Hong Kong has a new chief executive, Leung Chun-ying, who promised many changes when he took office last July. But the first annual budget since he came to office shows that nothing has changed.

The government is stuck in a rut, dependent more than ever on land revenue and taxes of property and share transactions leading to large surpluses which it endeavors to spend in mostly unproductive ways. That is perhaps not surprising given that Leung kept on as his Financial Secretary John Tsang, a bureaucrat with a long history of budgets dominated by knee-jerk measures and devoid of strategic or even tactical thinking.

Faced with a surplus of HK$64 billion for the fiscal year ending March 31, Tsang has increased welfare and health spending significantly, which is badly needed and will be well received. But most of the budget measures to get rid of an embarrassingly large surplus have been one-off tax reliefs which undermine a long expressed desire to have more stable and predictable revenue sources. He is also greatly expanding capital spending which will reach more than HK$80 billion in the coming year, though most of this will go not on improving the quality of life in Hong Kong but in creating new roads, bridges and other heavy infrastructure likely to add to already dire pollution problems. This massive spending is partly justified by creation of "a large number of jobs which are particularly crucial in times of uncertain economic outlook." This is an absurd statement given the shortage of local labor willing to work on heavy construction projects.

Meanwhile improvement in the environment itself gets just HK$15 billion, mostly on a previously announced plan to subsidize the replacement of old diesel engines, despite the crying need for clean-up of the air, and addressing waste disposal and other issues.

Tsang's biggest tax relief is HK$8.4 billion in reduction in rates (a property tax based on nominal rental value). Rates is the most stable and broad based tax in Hong Kong and in principle should be more rather than less important. But dropping it temporarily is an easy way out for a government seemingly incapable of thinking coherently. It should be a base for reforming the tax system, not treated as an optional extra.

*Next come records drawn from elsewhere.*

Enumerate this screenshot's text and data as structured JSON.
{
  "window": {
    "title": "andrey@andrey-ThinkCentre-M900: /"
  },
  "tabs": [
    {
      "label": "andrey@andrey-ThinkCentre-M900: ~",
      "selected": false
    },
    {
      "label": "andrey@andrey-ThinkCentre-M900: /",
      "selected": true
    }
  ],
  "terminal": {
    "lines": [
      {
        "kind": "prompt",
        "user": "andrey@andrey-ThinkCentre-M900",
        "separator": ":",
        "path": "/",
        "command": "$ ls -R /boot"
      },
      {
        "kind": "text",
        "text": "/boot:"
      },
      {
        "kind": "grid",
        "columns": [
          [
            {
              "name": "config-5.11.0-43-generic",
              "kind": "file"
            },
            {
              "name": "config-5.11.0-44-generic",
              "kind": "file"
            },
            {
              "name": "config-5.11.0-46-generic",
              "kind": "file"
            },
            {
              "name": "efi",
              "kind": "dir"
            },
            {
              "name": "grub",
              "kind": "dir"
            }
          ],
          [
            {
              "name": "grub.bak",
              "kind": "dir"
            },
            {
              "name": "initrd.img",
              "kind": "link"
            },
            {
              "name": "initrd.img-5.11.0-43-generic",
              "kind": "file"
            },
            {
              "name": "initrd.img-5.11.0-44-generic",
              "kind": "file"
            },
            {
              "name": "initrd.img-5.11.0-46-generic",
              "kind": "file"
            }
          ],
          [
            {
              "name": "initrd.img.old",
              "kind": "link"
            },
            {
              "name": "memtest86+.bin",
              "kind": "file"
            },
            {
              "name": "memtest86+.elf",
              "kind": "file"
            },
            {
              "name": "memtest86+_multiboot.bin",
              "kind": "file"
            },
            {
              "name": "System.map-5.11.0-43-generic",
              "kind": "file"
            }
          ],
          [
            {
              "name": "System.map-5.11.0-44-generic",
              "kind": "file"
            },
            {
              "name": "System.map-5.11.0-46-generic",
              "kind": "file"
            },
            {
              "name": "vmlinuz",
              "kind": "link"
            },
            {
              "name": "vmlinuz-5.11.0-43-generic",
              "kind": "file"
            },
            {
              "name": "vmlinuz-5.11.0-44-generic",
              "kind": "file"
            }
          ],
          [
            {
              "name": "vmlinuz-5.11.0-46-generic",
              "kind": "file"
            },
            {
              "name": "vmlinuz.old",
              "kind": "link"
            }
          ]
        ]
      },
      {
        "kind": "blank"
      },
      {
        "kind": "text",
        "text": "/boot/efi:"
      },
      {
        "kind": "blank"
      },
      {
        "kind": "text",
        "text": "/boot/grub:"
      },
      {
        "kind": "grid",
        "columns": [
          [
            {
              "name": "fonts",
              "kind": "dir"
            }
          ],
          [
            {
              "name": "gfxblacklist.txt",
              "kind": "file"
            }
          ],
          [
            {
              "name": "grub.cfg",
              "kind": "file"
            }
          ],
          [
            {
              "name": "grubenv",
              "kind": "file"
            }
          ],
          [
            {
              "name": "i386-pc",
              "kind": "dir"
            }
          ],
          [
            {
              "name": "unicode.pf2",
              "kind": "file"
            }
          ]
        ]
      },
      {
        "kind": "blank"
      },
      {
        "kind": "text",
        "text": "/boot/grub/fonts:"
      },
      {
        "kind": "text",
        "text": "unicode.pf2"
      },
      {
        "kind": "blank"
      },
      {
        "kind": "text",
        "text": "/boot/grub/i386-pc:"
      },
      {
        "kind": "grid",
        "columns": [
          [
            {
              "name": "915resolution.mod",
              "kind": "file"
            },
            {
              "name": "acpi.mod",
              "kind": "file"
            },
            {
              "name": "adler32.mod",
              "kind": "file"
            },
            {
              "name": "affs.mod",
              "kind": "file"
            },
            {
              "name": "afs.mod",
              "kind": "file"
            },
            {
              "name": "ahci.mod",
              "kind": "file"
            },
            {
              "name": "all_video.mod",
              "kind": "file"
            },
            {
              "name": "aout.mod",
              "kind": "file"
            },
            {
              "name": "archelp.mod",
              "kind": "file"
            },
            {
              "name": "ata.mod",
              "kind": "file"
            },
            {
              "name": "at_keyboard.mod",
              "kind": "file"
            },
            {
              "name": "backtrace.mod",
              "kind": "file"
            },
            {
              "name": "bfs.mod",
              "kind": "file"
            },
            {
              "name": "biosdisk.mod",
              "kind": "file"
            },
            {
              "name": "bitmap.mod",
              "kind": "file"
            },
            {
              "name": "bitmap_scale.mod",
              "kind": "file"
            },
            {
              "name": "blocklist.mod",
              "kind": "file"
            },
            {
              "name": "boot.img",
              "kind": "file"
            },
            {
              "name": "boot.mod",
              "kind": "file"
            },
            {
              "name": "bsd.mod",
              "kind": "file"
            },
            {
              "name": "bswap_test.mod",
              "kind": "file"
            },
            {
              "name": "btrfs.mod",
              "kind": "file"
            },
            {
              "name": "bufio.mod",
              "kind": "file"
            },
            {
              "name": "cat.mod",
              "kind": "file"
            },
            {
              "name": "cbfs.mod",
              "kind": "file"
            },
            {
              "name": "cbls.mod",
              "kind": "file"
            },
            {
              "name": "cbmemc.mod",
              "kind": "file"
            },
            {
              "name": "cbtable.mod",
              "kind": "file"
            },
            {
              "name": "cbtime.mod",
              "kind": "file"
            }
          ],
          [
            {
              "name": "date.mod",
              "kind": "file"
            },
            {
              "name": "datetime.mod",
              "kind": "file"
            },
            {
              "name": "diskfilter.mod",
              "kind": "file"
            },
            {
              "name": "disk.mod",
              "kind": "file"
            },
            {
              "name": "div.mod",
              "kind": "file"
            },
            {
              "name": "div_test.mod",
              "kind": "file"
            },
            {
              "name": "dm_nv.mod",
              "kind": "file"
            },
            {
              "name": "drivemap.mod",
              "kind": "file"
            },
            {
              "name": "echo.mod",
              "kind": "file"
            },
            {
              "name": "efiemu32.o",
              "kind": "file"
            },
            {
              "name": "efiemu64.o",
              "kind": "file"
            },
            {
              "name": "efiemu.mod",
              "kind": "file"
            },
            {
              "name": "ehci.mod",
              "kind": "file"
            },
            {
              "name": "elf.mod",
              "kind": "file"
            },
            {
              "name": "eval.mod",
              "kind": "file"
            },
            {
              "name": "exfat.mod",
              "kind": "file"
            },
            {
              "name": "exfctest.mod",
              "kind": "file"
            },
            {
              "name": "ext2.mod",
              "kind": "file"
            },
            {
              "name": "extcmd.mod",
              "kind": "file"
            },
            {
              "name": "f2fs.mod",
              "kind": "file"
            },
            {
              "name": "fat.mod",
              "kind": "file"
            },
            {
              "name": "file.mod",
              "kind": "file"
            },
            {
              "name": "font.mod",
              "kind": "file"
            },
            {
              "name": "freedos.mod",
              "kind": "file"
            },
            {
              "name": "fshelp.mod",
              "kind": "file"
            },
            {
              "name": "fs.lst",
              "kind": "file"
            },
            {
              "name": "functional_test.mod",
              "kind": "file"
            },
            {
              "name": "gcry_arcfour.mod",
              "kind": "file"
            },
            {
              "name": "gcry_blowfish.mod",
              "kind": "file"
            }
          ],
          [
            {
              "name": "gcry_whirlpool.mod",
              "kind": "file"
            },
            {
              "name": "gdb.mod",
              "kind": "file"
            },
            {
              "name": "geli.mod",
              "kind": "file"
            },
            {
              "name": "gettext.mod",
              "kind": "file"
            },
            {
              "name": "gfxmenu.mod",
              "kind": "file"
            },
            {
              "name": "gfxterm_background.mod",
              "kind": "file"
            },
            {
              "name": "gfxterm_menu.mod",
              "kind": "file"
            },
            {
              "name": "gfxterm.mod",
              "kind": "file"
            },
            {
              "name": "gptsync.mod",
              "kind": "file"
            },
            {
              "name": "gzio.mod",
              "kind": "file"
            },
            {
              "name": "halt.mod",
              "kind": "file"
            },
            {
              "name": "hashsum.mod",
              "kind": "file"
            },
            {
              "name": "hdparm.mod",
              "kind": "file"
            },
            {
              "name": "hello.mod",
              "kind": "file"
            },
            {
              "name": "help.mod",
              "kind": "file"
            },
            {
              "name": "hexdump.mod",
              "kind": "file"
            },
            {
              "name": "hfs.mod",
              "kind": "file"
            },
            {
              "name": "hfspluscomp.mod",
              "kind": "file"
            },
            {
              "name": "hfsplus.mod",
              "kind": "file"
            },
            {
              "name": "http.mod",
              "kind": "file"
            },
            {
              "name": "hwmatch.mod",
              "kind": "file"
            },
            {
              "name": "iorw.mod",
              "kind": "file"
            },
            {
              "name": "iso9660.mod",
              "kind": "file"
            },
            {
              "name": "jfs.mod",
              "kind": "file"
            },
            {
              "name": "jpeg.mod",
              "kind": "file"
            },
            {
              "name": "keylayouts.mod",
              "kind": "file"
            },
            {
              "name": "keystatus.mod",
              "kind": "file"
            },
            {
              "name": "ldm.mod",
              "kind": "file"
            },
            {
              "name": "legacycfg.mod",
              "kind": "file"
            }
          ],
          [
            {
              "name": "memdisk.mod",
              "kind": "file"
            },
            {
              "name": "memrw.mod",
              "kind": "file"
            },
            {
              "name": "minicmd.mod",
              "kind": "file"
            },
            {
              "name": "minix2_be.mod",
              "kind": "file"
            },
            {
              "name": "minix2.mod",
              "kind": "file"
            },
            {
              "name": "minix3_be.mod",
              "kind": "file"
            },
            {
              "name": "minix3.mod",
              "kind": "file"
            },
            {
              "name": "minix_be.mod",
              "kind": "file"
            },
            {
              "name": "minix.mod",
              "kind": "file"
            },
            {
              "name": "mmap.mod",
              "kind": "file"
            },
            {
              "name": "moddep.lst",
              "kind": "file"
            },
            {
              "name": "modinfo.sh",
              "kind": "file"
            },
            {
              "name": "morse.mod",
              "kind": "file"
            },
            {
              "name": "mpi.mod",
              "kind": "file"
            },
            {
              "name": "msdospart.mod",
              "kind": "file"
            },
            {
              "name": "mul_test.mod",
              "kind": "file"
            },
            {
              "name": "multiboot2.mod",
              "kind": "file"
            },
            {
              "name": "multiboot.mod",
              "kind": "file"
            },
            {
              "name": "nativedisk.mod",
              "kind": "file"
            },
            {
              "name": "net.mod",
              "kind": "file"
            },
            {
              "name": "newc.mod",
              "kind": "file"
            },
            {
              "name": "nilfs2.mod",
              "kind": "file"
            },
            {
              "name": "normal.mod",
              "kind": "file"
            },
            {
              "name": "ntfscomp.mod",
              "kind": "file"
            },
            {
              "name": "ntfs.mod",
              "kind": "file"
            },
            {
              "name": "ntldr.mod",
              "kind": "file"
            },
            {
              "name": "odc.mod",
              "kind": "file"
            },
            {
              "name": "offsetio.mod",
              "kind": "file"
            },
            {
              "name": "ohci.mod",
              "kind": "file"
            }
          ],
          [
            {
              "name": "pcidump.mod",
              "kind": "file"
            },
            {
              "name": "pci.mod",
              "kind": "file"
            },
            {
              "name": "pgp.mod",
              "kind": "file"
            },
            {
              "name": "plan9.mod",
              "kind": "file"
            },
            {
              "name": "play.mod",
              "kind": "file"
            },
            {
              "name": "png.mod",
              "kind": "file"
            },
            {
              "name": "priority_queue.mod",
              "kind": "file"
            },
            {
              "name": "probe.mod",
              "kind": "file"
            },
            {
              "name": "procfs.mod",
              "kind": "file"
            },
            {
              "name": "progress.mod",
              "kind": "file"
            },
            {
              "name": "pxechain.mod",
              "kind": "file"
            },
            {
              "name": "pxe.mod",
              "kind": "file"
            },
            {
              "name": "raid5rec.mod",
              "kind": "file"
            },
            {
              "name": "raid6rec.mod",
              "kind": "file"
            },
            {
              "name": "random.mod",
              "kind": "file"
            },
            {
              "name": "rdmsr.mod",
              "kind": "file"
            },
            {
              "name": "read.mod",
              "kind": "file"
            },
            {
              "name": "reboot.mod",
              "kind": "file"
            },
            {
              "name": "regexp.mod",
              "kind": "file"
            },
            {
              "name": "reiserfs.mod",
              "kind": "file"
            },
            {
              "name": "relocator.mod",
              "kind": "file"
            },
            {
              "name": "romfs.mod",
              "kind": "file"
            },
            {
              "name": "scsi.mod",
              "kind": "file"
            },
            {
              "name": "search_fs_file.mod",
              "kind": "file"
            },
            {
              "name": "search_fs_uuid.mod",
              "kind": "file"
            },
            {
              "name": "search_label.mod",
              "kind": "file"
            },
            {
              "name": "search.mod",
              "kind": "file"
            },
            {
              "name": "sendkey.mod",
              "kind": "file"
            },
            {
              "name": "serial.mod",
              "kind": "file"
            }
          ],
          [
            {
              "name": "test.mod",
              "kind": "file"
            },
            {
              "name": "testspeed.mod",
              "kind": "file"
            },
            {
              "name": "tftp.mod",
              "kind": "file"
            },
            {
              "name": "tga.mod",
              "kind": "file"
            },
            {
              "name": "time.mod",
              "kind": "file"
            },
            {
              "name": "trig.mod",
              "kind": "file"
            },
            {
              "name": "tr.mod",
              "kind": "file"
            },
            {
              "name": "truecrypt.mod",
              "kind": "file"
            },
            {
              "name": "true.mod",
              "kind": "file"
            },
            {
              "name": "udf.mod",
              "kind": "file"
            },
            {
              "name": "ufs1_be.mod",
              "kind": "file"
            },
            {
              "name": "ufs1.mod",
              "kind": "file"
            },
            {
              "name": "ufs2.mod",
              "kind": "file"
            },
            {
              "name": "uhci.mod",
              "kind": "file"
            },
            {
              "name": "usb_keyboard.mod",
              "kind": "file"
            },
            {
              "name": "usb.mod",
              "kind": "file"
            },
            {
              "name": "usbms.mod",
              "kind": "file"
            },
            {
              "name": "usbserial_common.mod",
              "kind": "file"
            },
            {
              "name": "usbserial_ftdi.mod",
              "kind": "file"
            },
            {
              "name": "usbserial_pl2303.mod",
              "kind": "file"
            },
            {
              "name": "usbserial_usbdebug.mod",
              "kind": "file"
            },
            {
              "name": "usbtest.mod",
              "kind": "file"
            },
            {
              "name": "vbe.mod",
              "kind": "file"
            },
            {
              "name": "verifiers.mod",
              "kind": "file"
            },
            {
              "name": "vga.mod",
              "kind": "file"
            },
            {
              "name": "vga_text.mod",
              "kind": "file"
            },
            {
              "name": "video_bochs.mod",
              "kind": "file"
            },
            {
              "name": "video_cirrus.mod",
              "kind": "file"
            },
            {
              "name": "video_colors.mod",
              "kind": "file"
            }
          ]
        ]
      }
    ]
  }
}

Tsang also repeated another give-away intended to make the government popular but which flies in the face of the energy-saving, anti-pollution measures that advanced societies are adopting. Instead, Hong Kong's bureaucratic leaders, stuck in a 1960s world, are to subsidize electricity with a handout to all households costing HK$4.5 billion a year.

All told with increased spending and cuts in revenue, the government is forecasting a small deficit in the coming year - but its forecasts are almost always very conservative and the chances are that revenue will be higher and spending lower than forecast.

The budget speech dwelled much on Hong Kong's aging population and the future demands that would place on health and welfare resources - all true enough. But there was nothing to help most young families: the middle and upper income groups get bigger tax allowances for children and education, but the majority got nothing. Nor was there any support for nursery and pre-schools - free in most developed countries which have replacement level fertility rates.

The government continues to claim that it is trying to stabilize property prices, recently introducing new taxes and controls on foreign and short-term purchase - though these probably only reduce transactions rather than prices. But anyway the budget projections show that the government expects revenue from land sales and premia on change of land use to continue to increase. There can be no stabilization of property prices unless interest rates rise or the government, which controls most land and determines land premia, is willing to see significant drops in and values. In reality it is not, partly because it is hooked on land revenue drug, and its multiple property owning leaders and civil servants like it that way.

In short, Hong Kong's 2013-14 budget is a depressing example of the lack of new ideas by officials to address today's issues. At the same time it betrays the growing tendency to want to meddle in areas which should be left to the private sector, offering little subsidies here and there, even claiming credit for the success of Hong Kong as a design and architecture hub, and creating more jobs for officials in bodies such as the government-owned HK Mortgage Corporation, a superfluous part of the financial system.